• [EXERCISE AIM]:
When the word "JSON" shows up in a line of the data below, copy that whole line.

• [MATERIAL SHOWN]:
......
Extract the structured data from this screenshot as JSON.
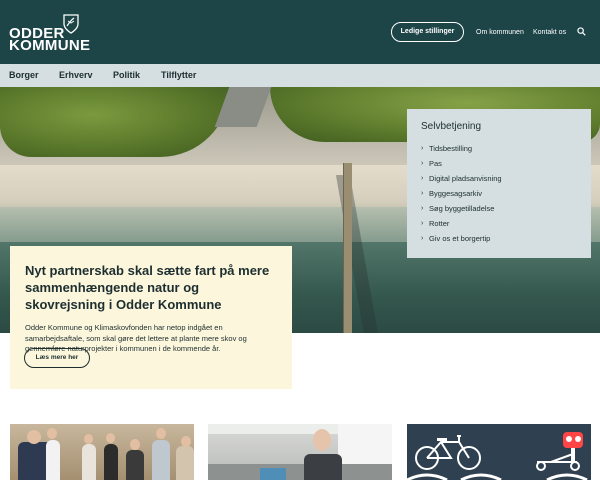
{
  "header": {
    "logo_line1": "ODDER",
    "logo_line2": "KOMMUNE",
    "jobs_button": "Ledige stillinger",
    "about_link": "Om kommunen",
    "contact_link": "Kontakt os",
    "search_icon": "search-icon"
  },
  "nav": {
    "items": [
      {
        "label": "Borger"
      },
      {
        "label": "Erhverv"
      },
      {
        "label": "Politik"
      },
      {
        "label": "Tilflytter"
      }
    ]
  },
  "self_service": {
    "title": "Selvbetjening",
    "items": [
      {
        "label": "Tidsbestilling"
      },
      {
        "label": "Pas"
      },
      {
        "label": "Digital pladsanvisning"
      },
      {
        "label": "Byggesagsarkiv"
      },
      {
        "label": "Søg byggetilladelse"
      },
      {
        "label": "Rotter"
      },
      {
        "label": "Giv os et borgertip"
      }
    ]
  },
  "news": {
    "title": "Nyt partnerskab skal sætte fart på mere sammenhængende natur og skovrejsning i Odder Kommune",
    "body": "Odder Kommune og Klimaskovfonden har netop indgået en samarbejdsaftale, som skal gøre det lettere at plante mere skov og gennemføre naturprojekter i kommunen i de kommende år.",
    "button": "Læs mere her"
  },
  "colors": {
    "header_bg": "#1d4447",
    "nav_bg": "#d5dfe1",
    "card_bg": "#fcf6dc"
  }
}
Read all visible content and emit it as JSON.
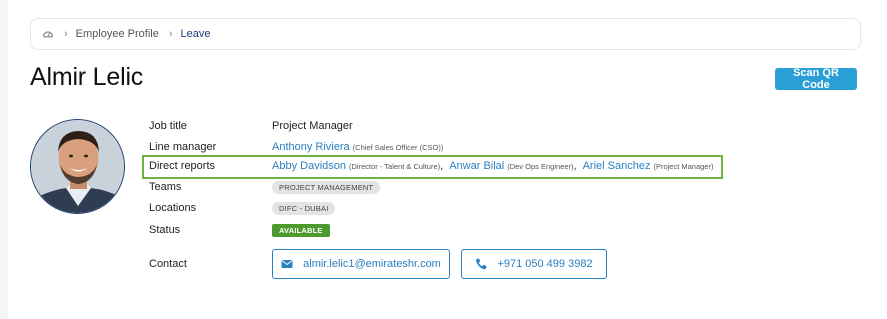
{
  "breadcrumb": {
    "home_icon": "dashboard-icon",
    "items": [
      "Employee Profile",
      "Leave"
    ]
  },
  "profile": {
    "name": "Almir Lelic",
    "scan_button": "Scan QR Code"
  },
  "details": {
    "job_title": {
      "label": "Job title",
      "value": "Project Manager"
    },
    "line_manager": {
      "label": "Line manager",
      "name": "Anthony Riviera",
      "role": "(Chief Sales Officer (CSO))"
    },
    "direct_reports": {
      "label": "Direct reports",
      "items": [
        {
          "name": "Abby Davidson",
          "role": "(Director - Talent & Culture)"
        },
        {
          "name": "Anwar Bilal",
          "role": "(Dev Ops Engineer)"
        },
        {
          "name": "Ariel Sanchez",
          "role": "(Project Manager)"
        }
      ]
    },
    "teams": {
      "label": "Teams",
      "value": "PROJECT MANAGEMENT"
    },
    "locations": {
      "label": "Locations",
      "value": "DIFC - DUBAI"
    },
    "status": {
      "label": "Status",
      "value": "AVAILABLE"
    },
    "contact": {
      "label": "Contact",
      "email": "almir.lelic1@emirateshr.com",
      "phone": "+971 050 499 3982",
      "email_icon": "envelope-icon",
      "phone_icon": "phone-icon"
    }
  },
  "colors": {
    "accent": "#2a9fd6",
    "link": "#2a7fc1",
    "status_available": "#4d9a2e",
    "highlight": "#6db33f"
  }
}
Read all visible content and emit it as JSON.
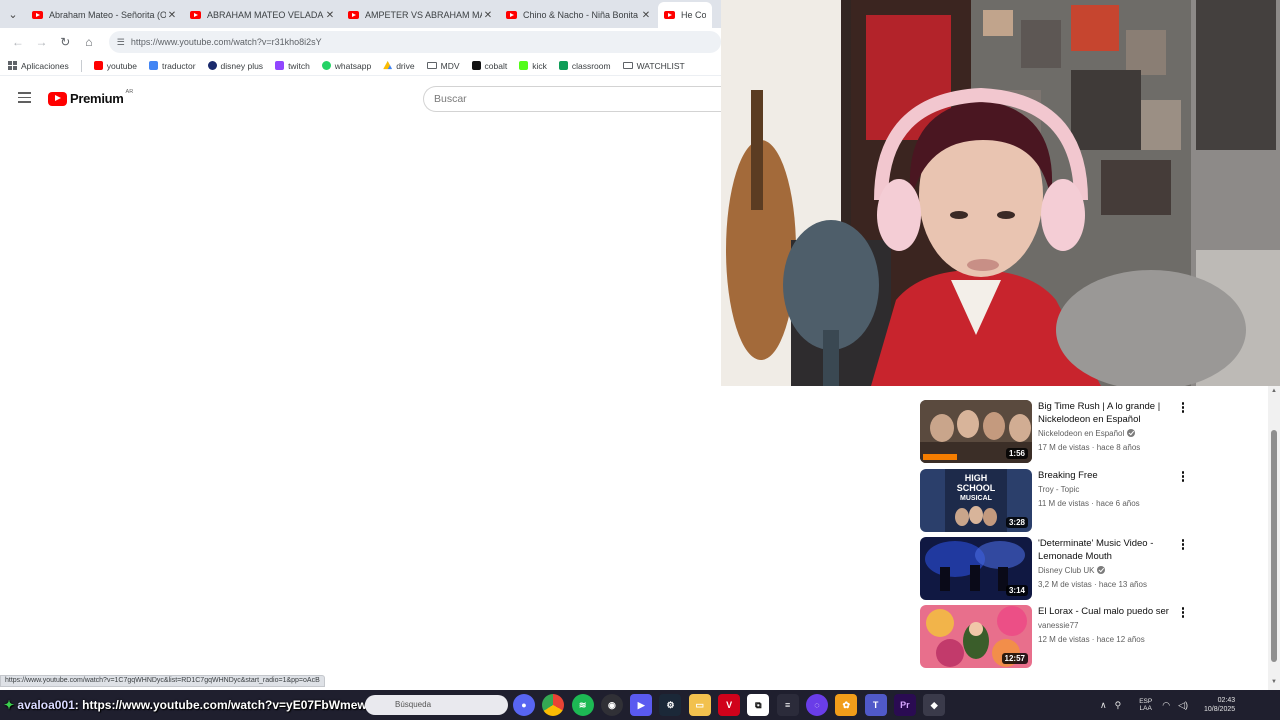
{
  "browser": {
    "tabs": [
      {
        "title": "Abraham Mateo - Señorita (Of",
        "active": false
      },
      {
        "title": "ABRAHAM MATEO VELADA - Y",
        "active": false
      },
      {
        "title": "AMPETER VS ABRAHAM MATE",
        "active": false
      },
      {
        "title": "Chino & Nacho - Niña Bonita -",
        "active": false
      },
      {
        "title": "He Could B",
        "active": true
      }
    ],
    "url": "https://www.youtube.com/watch?v=r31kho8i2sY",
    "bookmarks": [
      {
        "label": "Aplicaciones",
        "icon": "apps-grid-icon"
      },
      {
        "label": "youtube",
        "icon": "youtube-icon",
        "color": "#ff0000"
      },
      {
        "label": "traductor",
        "icon": "translate-icon",
        "color": "#4285f4"
      },
      {
        "label": "disney plus",
        "icon": "disney-icon",
        "color": "#1a2a6c"
      },
      {
        "label": "twitch",
        "icon": "twitch-icon",
        "color": "#9146ff"
      },
      {
        "label": "whatsapp",
        "icon": "whatsapp-icon",
        "color": "#25d366"
      },
      {
        "label": "drive",
        "icon": "drive-icon",
        "color": "#fbbc04"
      },
      {
        "label": "MDV",
        "icon": "folder-icon"
      },
      {
        "label": "cobalt",
        "icon": "cobalt-icon",
        "color": "#111111"
      },
      {
        "label": "kick",
        "icon": "kick-icon",
        "color": "#53fc18"
      },
      {
        "label": "classroom",
        "icon": "classroom-icon",
        "color": "#0f9d58"
      },
      {
        "label": "WATCHLIST",
        "icon": "folder-icon"
      }
    ]
  },
  "youtube": {
    "logo_text": "Premium",
    "region": "AR",
    "search_placeholder": "Buscar"
  },
  "recommendations": [
    {
      "title": "Big Time Rush | A lo grande | Nickelodeon en Español",
      "channel": "Nickelodeon en Español",
      "verified": true,
      "meta": "17 M de vistas · hace 8 años",
      "duration": "1:56",
      "thumb_color": "#5a4a3e"
    },
    {
      "title": "Breaking Free",
      "channel": "Troy - Topic",
      "verified": false,
      "meta": "11 M de vistas · hace 6 años",
      "duration": "3:28",
      "thumb_color": "#2b3f6b"
    },
    {
      "title": "'Determinate' Music Video - Lemonade Mouth",
      "channel": "Disney Club UK",
      "verified": true,
      "meta": "3,2 M de vistas · hace 13 años",
      "duration": "3:14",
      "thumb_color": "#1a2a7a"
    },
    {
      "title": "El Lorax - Cual malo puedo ser",
      "channel": "vanessie77",
      "verified": false,
      "meta": "12 M de vistas · hace 12 años",
      "duration": "12:57",
      "thumb_color": "#d4466a"
    }
  ],
  "status_link": "https://www.youtube.com/watch?v=1C7gqWHNDyc&list=RD1C7gqWHNDyc&start_radio=1&pp=oAcB",
  "overlay_chat": {
    "user": "avaloa001",
    "message": ": https://www.youtube.com/watch?v=yE07FbWmew8"
  },
  "taskbar": {
    "search_placeholder": "Búsqueda",
    "lang_top": "ESP",
    "lang_bottom": "LAA",
    "time": "02:43",
    "date": "10/8/2025"
  }
}
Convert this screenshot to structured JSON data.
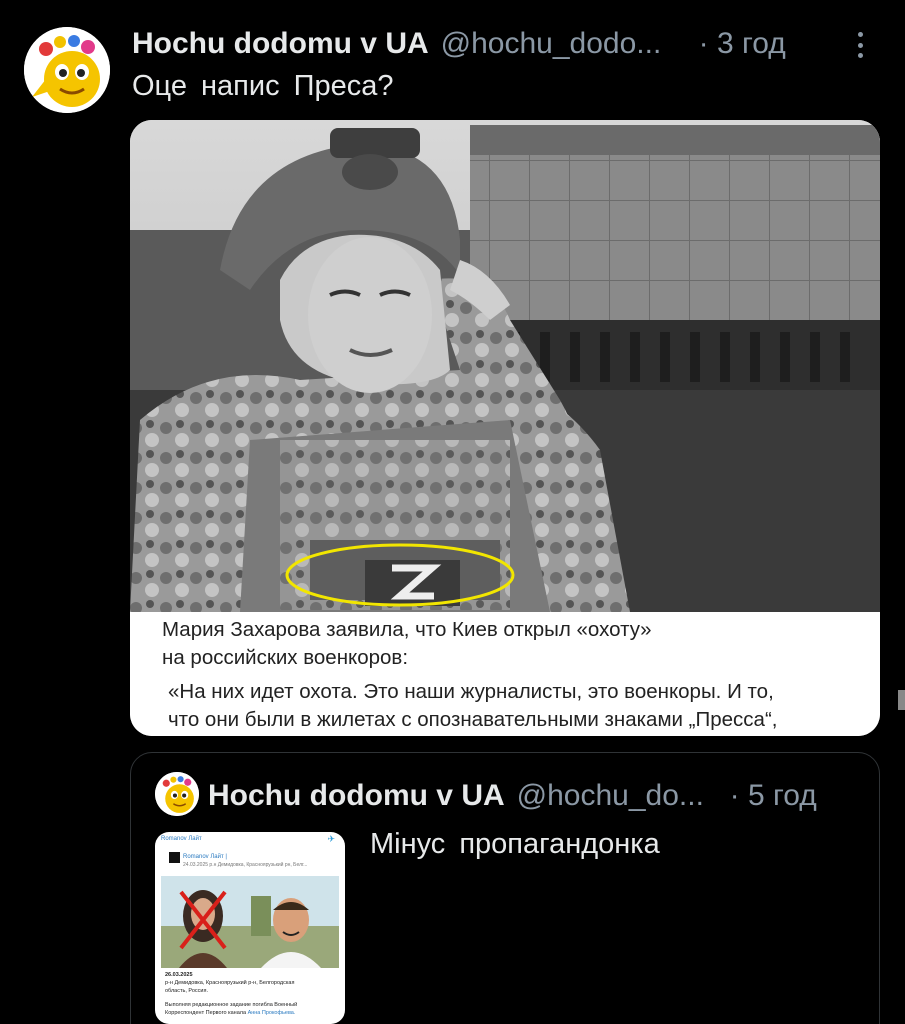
{
  "tweet": {
    "author": "Hochu dodomu v UA",
    "handle": "@hochu_dodo...",
    "time": "· 3 год",
    "text": "Оце напис Преса?",
    "media": {
      "caption_line1": "Мария Захарова заявила, что Киев открыл «охоту»",
      "caption_line2": "на российских военкоров:",
      "caption_line3": "«На них идет охота. Это наши журналисты, это военкоры. И то,",
      "caption_line4": "что они были в жилетах с опознавательными знаками „Пресса“,"
    }
  },
  "quoted": {
    "author": "Hochu dodomu v UA",
    "handle": "@hochu_do...",
    "time": "· 5 год",
    "text": "Мінус пропагандонка",
    "thumb": {
      "channel": "Romanov Лайт",
      "name": "Romanov Лайт |",
      "date": "24.03.2025 р.н Демидовка, Красноярузький рн, Белг...",
      "line1": "26.03.2025",
      "line2": "р-н Демидовка, Красноярузький р-н, Белгородская",
      "line3": "область, Россия.",
      "line4": "Выполняя редакционное задание погибла Военный",
      "line5": "Корреспондент Первого канала",
      "line5_name": "Анна Прокофьева."
    }
  },
  "colors": {
    "background": "#000000",
    "text": "#e7e9ea",
    "muted": "#8b98a5",
    "border": "#2f3336",
    "highlight": "#f2e600"
  }
}
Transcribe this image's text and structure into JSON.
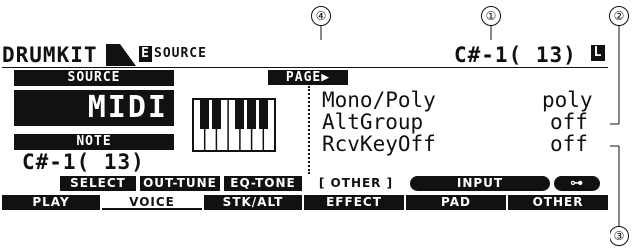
{
  "callouts": [
    "④",
    "①",
    "②",
    "③"
  ],
  "header": {
    "mode": "DRUMKIT",
    "edit_badge": "E",
    "section": "SOURCE",
    "note": "C#-1( 13)",
    "lock_badge": "L"
  },
  "left_panel": {
    "source_label": "SOURCE",
    "source_value": "MIDI",
    "note_label": "NOTE",
    "note_value": "C#-1( 13)"
  },
  "page_label": "PAGE",
  "params": [
    {
      "label": "Mono/Poly",
      "value": "poly"
    },
    {
      "label": "AltGroup",
      "value": "off"
    },
    {
      "label": "RcvKeyOff",
      "value": "off"
    }
  ],
  "function_buttons": [
    {
      "label": "SELECT",
      "style": "inverse"
    },
    {
      "label": "OUT-TUNE",
      "style": "inverse"
    },
    {
      "label": "EQ-TONE",
      "style": "inverse"
    },
    {
      "label": "[ OTHER ]",
      "style": "selected"
    },
    {
      "label": "INPUT",
      "style": "pill"
    },
    {
      "label": "⊶",
      "style": "pill-icon"
    }
  ],
  "tabs": [
    {
      "label": "PLAY"
    },
    {
      "label": "VOICE",
      "active": true
    },
    {
      "label": "STK/ALT"
    },
    {
      "label": "EFFECT"
    },
    {
      "label": "PAD"
    },
    {
      "label": "OTHER"
    }
  ]
}
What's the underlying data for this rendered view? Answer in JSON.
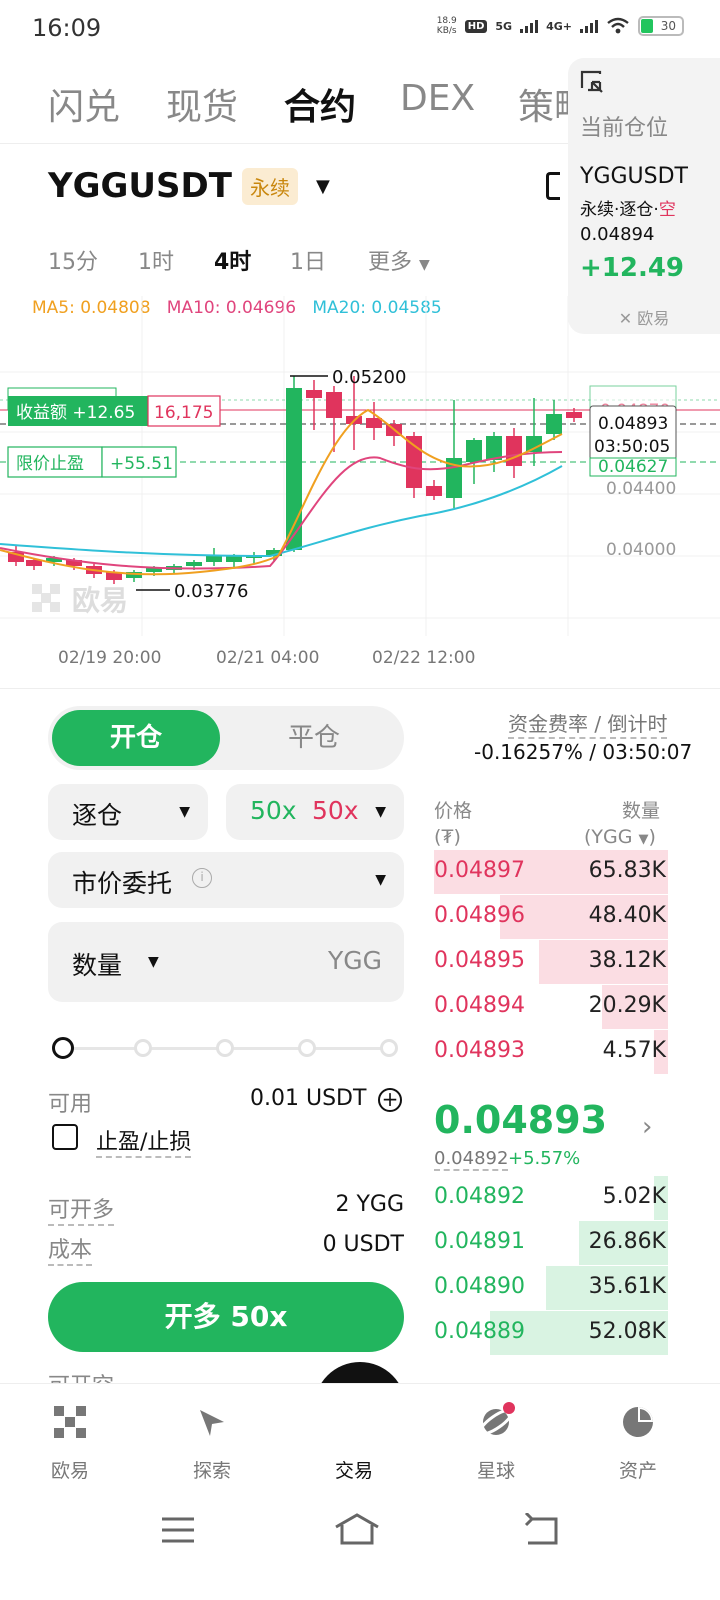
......
• [EXERCISE ANSWER]:
Extract the structured data from this screenshot as JSON.
Read all visible content and emit it as JSON.
Read all visible content and emit it as JSON.
Convert this screenshot to structured JSON data.
Transcribe this image's text and structure into JSON.
What's the underlying data for this rendered view? Answer in JSON.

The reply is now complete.